Figure 2(d) shows Doppler OCT velocity axial projections overlaid on arteries and veins in the grayscale OCT angiogram, while Fig. 2(e) shows a histogram of flows in arteries and veins. The venous flow is into the optic nerve head (positive direction) and hence is positive, while the arterial flow is out of the optic nerve head (negative direction) and hence is negative. Some residual line artifacts can be seen in arteries in Fig. 2(d) due to pulsatility. Due to sufficiently asynchronous sampling, we assume that the flow measurements presented in Fig. 2 can be taken to represent the temporal average of the flow. The magnitude of total retinal arterial blood flow was (standard deviation over four volumes of ), while the magnitude of total retinal venous blood flow was (standard deviation over four volumes of ). The mean values are comparable to the time-average of previous pulsatile blood flow measurements in the rat, performed under isoflurane anesthesia.10 In steady state, the total retinal arterial and venous blood flows are expected to be equal. The fact that arterial and venous flows are approximately equal supports the accuracy of our method.
High-resolution angiography and total average blood flow measurements in the rat retina were demonstrated using OCT. Combined with asynchronous sampling, the method of en face integration was shown to enable robust, angle-independent, and simple time-averaged flow quantification.
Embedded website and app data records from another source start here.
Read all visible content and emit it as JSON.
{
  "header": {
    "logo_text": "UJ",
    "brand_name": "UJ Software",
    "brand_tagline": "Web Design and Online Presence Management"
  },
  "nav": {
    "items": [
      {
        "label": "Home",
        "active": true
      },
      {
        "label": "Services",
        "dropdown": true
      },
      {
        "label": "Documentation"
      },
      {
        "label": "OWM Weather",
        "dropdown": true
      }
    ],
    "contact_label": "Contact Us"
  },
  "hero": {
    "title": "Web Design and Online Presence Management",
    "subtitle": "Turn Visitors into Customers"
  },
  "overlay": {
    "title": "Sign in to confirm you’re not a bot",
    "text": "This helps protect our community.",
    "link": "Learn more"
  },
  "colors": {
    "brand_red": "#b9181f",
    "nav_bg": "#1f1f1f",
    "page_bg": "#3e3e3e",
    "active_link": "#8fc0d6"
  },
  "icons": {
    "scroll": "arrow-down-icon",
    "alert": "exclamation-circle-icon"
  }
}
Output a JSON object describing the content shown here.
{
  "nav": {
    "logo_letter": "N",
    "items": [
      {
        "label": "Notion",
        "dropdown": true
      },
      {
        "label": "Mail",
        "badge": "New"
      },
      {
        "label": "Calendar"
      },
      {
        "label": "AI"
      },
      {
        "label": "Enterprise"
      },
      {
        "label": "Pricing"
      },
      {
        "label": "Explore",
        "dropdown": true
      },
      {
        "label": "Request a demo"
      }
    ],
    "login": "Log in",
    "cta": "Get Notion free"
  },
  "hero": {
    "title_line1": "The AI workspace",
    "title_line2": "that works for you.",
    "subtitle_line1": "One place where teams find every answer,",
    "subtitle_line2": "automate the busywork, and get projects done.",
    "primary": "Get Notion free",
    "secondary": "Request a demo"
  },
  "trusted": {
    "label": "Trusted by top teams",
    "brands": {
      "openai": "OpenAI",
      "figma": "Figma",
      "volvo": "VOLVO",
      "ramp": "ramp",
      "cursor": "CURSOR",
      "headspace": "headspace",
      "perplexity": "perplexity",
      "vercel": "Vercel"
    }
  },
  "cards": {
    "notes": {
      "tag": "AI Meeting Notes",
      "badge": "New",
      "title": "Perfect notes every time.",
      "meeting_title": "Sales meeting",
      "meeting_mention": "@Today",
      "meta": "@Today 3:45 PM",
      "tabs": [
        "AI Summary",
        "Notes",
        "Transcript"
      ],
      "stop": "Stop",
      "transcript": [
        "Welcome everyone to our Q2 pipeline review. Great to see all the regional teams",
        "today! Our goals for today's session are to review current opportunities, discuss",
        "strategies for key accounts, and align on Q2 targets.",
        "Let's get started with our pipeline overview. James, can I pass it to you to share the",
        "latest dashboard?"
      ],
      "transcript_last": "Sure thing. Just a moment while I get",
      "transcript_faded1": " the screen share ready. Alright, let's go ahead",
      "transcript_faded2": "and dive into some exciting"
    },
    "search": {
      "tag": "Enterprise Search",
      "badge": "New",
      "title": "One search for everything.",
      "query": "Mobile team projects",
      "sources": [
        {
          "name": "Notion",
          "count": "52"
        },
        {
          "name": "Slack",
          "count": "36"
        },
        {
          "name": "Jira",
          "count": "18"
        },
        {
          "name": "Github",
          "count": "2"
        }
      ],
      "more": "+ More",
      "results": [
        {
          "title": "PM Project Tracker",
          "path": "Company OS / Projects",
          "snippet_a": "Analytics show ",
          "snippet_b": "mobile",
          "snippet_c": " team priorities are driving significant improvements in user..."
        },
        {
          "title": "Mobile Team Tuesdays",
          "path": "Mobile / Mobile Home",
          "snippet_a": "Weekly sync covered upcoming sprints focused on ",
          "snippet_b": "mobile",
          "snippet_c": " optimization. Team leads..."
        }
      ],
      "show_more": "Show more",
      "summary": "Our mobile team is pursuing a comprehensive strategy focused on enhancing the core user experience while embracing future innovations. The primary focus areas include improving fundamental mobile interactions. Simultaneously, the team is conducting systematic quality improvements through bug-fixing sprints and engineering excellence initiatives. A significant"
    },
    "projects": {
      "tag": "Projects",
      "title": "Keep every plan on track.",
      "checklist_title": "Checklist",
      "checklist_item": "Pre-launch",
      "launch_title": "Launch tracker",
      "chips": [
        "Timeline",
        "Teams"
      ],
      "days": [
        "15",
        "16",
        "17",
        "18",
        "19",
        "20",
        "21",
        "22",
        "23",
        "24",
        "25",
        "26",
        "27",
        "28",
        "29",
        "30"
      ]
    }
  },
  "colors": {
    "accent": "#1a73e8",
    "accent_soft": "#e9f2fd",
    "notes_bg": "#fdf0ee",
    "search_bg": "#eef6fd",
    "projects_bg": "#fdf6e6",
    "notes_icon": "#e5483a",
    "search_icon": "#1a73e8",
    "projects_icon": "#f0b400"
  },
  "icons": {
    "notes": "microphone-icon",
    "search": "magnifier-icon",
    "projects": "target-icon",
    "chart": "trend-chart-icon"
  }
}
Sectoral blood flow has advantages over total retinal blood flow,10,18 including, for instance, that it is possible to compare sectoral flow to sectoral nerve fiber loss or visual fields in glaucoma.19 With measurements of oxygen saturation in individual retinal vessels, it will be possible to determine sectoral oxygen extraction, which, together with sectoral flow, will help to determine the local metabolic rate of oxygen consumption in the retina.
We acknowledge support from the National Institutes of Health (R00NS067050, R01EB001954), the American Heart Association (IRG5440002), and the Glaucoma Research Foundation Catalyst for a Cure 2. We also thank Maria Angela Franceschini as well as Bruce Rosen for general support.